It will have sleek lines, large glass windows and hip restaurants.
One thing it won't have: the Trump name.
A Dallas developer has unveiled the look for a new line of Trump hotels called Scion, an offshoot of the luxury hotel chain.
"(Trump) has been my idol for a very long time," said Mike Sarimsakci. His Dallas-based company Alterra International is developing what could be the first Scion hotel to launch in the country in 2019. "Now it's an honor and privilege to work with his organization."
The Trump Organization announced plans for the new Scion brand last fall before Donald Trump was elected president. The new hotels will charge a lower room rate than the signature brand.

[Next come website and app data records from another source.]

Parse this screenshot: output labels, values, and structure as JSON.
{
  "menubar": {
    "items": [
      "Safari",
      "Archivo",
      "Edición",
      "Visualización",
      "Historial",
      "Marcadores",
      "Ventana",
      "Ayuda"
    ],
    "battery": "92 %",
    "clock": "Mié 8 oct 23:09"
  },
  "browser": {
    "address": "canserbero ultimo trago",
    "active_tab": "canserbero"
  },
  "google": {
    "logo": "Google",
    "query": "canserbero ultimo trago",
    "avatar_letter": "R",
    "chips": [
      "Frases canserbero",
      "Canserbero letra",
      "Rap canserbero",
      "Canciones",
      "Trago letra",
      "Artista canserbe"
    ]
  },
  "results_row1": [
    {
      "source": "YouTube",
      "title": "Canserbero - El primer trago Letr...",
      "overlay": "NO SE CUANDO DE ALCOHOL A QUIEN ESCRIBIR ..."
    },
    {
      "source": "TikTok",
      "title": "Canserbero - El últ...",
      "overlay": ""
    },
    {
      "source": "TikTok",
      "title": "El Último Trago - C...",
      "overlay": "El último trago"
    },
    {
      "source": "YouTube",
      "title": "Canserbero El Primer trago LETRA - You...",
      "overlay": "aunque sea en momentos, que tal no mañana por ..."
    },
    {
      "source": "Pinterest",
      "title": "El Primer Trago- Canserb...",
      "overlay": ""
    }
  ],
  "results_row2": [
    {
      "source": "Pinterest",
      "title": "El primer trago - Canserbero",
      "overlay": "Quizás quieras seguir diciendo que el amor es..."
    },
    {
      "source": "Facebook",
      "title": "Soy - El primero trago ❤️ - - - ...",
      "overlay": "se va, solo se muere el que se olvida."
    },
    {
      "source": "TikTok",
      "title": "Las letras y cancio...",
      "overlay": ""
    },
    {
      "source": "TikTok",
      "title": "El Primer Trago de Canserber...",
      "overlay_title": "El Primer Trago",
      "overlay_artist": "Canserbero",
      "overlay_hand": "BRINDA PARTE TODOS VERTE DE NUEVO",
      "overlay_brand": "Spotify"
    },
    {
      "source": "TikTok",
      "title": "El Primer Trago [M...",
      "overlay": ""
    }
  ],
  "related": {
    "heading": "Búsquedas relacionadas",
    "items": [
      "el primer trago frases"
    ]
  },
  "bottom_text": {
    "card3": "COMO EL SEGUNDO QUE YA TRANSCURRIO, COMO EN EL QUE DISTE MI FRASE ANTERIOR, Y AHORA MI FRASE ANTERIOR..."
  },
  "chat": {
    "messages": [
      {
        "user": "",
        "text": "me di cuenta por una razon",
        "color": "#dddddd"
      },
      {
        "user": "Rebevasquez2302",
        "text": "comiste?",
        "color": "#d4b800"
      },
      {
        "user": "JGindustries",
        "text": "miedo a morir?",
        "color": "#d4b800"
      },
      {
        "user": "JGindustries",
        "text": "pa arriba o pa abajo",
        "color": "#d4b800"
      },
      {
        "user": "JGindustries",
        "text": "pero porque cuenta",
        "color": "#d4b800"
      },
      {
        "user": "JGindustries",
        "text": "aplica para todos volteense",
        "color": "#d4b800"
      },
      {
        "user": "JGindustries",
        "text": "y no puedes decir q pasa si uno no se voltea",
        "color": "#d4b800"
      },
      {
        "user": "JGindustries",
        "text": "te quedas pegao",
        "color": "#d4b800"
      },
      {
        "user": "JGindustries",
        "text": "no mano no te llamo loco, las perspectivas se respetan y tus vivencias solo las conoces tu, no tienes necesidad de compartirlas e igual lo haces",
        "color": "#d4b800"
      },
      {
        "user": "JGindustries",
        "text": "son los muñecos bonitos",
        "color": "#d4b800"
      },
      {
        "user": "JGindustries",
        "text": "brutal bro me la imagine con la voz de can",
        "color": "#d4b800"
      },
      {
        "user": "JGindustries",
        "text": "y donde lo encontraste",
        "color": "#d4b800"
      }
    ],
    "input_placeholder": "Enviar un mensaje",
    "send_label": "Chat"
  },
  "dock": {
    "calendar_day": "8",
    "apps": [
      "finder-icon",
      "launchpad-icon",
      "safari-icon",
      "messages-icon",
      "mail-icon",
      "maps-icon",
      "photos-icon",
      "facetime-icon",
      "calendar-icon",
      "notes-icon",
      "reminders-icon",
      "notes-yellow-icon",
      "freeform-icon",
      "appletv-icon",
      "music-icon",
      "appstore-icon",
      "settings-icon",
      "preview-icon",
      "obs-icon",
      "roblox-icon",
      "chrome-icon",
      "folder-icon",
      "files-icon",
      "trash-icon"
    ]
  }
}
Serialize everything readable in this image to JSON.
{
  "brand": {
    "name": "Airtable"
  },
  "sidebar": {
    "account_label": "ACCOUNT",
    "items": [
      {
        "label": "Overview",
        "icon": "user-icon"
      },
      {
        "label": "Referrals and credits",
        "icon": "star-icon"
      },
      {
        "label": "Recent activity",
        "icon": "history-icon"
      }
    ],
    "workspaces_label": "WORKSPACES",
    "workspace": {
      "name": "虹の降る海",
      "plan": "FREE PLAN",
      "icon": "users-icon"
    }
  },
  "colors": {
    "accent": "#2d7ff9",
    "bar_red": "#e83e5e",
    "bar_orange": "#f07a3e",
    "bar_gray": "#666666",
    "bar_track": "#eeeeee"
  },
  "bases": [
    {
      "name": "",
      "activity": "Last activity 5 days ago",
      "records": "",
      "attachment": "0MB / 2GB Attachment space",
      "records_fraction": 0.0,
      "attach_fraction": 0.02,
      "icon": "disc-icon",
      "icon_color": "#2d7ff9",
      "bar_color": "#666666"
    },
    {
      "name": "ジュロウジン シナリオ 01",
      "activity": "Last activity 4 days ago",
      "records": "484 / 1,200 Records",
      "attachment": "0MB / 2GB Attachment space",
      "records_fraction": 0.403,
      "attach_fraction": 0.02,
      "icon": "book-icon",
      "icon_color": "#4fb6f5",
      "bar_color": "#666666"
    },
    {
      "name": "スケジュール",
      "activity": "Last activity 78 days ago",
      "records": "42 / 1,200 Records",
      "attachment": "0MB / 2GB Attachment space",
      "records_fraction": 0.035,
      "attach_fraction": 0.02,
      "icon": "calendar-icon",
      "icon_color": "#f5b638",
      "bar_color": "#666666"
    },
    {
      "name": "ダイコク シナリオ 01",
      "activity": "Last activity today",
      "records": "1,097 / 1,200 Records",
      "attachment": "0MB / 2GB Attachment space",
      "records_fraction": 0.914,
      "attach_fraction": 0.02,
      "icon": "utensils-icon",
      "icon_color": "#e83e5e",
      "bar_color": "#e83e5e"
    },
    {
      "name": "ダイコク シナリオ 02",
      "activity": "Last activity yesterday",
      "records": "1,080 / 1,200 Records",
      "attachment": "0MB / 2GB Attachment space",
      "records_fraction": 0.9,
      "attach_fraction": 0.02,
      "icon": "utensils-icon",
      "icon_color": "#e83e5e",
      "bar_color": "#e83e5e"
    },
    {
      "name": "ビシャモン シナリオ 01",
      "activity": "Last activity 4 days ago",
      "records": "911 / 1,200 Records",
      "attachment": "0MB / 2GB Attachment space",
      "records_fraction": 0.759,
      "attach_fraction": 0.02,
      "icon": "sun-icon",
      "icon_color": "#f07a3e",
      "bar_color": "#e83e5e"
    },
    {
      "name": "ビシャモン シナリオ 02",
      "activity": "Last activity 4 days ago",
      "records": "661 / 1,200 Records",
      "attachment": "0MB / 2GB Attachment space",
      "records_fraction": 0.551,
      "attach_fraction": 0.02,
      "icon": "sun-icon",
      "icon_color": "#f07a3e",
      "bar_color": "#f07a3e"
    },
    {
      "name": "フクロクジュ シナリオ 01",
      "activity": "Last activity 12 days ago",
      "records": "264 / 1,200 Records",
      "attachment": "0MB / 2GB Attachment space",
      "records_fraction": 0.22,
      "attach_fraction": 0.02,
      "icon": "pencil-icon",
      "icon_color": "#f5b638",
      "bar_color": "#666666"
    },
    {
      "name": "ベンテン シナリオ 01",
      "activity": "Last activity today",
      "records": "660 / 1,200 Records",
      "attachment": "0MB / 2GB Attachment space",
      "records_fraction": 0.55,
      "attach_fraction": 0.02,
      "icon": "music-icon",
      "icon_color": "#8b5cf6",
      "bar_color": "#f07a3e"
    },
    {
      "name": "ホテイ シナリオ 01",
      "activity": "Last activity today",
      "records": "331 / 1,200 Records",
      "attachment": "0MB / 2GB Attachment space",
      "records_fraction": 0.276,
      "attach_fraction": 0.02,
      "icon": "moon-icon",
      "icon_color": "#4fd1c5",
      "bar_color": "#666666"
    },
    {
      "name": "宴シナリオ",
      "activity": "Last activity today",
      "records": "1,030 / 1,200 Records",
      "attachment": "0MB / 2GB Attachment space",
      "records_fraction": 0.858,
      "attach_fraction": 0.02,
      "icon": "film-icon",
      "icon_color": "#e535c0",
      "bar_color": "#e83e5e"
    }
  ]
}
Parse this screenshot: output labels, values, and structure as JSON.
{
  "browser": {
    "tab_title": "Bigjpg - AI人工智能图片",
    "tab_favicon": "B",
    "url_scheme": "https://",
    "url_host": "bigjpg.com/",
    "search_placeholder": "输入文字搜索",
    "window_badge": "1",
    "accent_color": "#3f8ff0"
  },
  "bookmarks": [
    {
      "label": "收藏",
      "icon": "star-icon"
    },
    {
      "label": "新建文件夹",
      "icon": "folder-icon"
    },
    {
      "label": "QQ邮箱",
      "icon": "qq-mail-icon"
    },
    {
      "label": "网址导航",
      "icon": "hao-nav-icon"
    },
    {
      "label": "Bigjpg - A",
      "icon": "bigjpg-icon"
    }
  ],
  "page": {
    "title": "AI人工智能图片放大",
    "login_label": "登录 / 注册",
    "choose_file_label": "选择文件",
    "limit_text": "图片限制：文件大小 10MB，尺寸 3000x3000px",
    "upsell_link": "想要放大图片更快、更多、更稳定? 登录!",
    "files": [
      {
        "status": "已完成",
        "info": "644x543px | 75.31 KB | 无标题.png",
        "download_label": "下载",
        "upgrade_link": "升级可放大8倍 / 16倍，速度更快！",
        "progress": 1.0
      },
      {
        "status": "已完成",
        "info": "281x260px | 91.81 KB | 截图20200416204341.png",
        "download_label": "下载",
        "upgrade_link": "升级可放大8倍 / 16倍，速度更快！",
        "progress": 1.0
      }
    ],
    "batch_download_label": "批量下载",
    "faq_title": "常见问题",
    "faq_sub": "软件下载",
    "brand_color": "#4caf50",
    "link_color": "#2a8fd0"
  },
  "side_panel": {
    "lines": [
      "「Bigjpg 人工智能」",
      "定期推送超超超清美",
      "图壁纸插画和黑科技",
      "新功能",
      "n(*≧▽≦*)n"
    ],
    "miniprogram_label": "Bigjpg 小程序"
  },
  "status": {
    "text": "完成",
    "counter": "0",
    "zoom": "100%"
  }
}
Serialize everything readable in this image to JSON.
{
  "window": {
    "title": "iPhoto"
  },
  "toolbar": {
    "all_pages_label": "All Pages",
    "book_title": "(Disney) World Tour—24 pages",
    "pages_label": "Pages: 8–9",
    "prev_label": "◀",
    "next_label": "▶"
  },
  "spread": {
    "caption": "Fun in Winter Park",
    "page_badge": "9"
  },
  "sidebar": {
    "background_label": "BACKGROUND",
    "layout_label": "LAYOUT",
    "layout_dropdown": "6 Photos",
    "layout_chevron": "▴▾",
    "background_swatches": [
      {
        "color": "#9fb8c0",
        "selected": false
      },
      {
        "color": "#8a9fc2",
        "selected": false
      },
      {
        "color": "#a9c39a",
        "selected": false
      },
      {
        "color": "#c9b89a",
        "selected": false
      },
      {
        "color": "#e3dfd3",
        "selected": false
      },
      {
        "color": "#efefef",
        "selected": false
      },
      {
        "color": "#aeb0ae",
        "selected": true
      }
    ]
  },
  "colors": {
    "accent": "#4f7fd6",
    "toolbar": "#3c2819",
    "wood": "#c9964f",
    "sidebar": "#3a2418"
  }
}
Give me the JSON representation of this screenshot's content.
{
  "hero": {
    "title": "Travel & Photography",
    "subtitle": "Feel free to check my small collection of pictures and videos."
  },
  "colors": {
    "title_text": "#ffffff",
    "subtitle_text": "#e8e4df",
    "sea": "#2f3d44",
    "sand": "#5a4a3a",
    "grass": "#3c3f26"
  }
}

News of the Dallas property was first reported by the Dallas Business Journal.
The $50 million project will be funded by overseas financiers, Sarimsakci said, including partners in Turkey, Kazakhstan and Qatar.
He added that he could not yet disclose more information about those investors.
Sarimsakci told CNNMoney that he's been working with the Trump Organization for a year and a half to bring a Scion hotel to market.
Last week, Trump Hotel CEO Eric Danziger told the Wall Street Journal that the company had signed 17 letters of intent with potential Scion hotel owners across the United States. Dallas was mentioned as one of those projects.
Sarimsakci said he had spoken with the Trump Organization about potential Scion projects in Turkey, Georgia and Iraqi Kurdistan.
But the international plans were scuttled after Trump became president and the company announced a moratorium on overseas deals because of conflict of interest concerns.
"I have people banging on my door, and I have to tell them it can't happen," Sarimsakci said. "I am bummed."
Alterra struck a deal to develop the property on a 40,000-square-foot parking lot in downtown Dallas, which it is buying from Hamilton Properties, a local developer.
Larry Hamilton, the founder and CEO of that company, said the closing is scheduled to happen at the end of the summer.
Sarimsakci said he never spoke with Donald Trump during the process. The president pledged last month to give his adult sons control of his company, though he would not sell his ownership stake.
The Trump Organization also hired an ethics adviser to review any decisions that could pose a conflict with Trump's role as president.
That adviser, Washington lawyer Bobby Burchfield, told CNNMoney that the Dallas Scion deal had not reached the point at which an ethics review would be necessary.